We met someone recently who told us about a frustrating experience trying to get health care while on vacation in England who was glad we don’t have that kind of system in the United States.

Is seeking health care more difficult overseas? It depends on how you approach it.

Last fall while visiting London, Larissa developed a severe stomachache that persisted for more than a week. Over-the-counter remedies were no help; it was clear she needed to see a doctor.

We were staying in a vacation rental in a residential neighborhood, so we thought it would be a simple matter of phoning the local doctor and getting the first available appointment. Not so.

Most medical practices in Britain are affiliated with the National Health Service, and unless you are part of that system, it does not accept new patients. These offices referred Larissa to an emergency clinic at the local hospital, where she waited nearly three hours to see a (rather harried) physician, who offered some possible causes of the pain.

We didn’t pay for these services, but because Larissa wasn’t part of the NHS system, the doctor was authorized to treat only the immediate symptoms; she could not order any tests or refer Larissa to another doctor. Larissa left frustrated with a stopgap prescription for omeprazole (which was available over the counter anyway).

But the doctor’s parting words offered a ray of hope: “See if you can get into a private clinic.”

With that suggestion, Larissa searched the internet for “private/travel clinic, London” and promptly found a listing for the Fleet Street Clinic. With one phone, call she secured an appointment with a doctor for the next day, underwent lab tests to rule out an infection, and got a prescription for medication to alleviate her pain until we returned to the United States several weeks later.

She did have to pay out of pocket for these services, the equivalent of about $130. But we got quick, professional, and complete service, which in the grand scheme of our trip didn’t seem that expensive.

Navigating any health system is a complex process and even trickier in a country you don’t know. Many countries that have government-operated systems also have parallel private medical care. (The analogy is similar to Medicare and supplemental health coverage). If you fall ill while traveling in another country, you might want seek care in a private clinic right away.

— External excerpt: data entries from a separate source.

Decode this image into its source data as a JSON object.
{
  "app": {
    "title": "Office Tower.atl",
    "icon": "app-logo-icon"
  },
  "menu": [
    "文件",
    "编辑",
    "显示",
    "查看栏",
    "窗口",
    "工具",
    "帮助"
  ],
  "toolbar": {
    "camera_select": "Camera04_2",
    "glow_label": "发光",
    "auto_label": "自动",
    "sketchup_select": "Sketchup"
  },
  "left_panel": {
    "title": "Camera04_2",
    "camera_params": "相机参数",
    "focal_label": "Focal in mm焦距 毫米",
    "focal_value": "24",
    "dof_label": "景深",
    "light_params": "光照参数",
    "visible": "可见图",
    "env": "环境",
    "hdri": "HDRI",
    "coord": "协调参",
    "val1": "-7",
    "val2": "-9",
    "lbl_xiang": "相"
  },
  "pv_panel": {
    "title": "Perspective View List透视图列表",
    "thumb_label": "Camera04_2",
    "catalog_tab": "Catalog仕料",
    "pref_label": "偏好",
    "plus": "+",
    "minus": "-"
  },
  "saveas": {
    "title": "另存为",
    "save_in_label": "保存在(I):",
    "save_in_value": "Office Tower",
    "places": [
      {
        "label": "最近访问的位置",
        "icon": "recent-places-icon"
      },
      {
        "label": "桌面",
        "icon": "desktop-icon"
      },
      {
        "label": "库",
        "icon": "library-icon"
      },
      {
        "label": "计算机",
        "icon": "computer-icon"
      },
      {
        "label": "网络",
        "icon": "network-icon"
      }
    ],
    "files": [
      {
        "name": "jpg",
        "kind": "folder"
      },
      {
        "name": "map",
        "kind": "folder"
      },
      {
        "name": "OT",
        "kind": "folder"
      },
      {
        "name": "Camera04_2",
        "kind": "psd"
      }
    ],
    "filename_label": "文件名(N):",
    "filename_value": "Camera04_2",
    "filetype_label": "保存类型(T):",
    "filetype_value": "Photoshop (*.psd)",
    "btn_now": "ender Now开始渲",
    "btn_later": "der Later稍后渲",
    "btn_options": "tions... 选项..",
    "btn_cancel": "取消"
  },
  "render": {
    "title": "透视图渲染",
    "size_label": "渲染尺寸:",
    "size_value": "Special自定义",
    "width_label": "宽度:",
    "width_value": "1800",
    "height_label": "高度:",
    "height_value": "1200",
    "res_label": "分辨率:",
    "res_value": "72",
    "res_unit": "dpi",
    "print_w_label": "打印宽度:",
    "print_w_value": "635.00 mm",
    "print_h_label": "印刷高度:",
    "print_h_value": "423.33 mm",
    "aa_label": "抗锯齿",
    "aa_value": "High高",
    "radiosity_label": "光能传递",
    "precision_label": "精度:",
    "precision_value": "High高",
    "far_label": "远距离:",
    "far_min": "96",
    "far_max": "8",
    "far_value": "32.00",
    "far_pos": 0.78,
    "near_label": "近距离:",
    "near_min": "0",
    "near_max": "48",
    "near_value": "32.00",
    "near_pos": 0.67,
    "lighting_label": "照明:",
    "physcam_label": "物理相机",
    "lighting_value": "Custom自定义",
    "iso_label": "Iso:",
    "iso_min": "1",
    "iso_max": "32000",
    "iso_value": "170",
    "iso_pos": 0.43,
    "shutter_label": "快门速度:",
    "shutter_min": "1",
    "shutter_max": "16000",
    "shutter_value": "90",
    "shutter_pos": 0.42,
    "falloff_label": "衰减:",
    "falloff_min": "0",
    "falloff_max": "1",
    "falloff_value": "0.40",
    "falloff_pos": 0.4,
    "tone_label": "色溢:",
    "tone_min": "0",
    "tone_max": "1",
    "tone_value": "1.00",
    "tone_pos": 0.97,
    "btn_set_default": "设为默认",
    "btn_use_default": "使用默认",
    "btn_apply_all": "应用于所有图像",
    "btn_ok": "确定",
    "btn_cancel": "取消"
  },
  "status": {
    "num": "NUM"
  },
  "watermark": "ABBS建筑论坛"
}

In a future column, we will address medical coverage for longer stays outside the U.S.

Philadelphia natives Larissa and Michael Milne have been global nomads since 2011. Follow their journey at ChangesInLongitude.com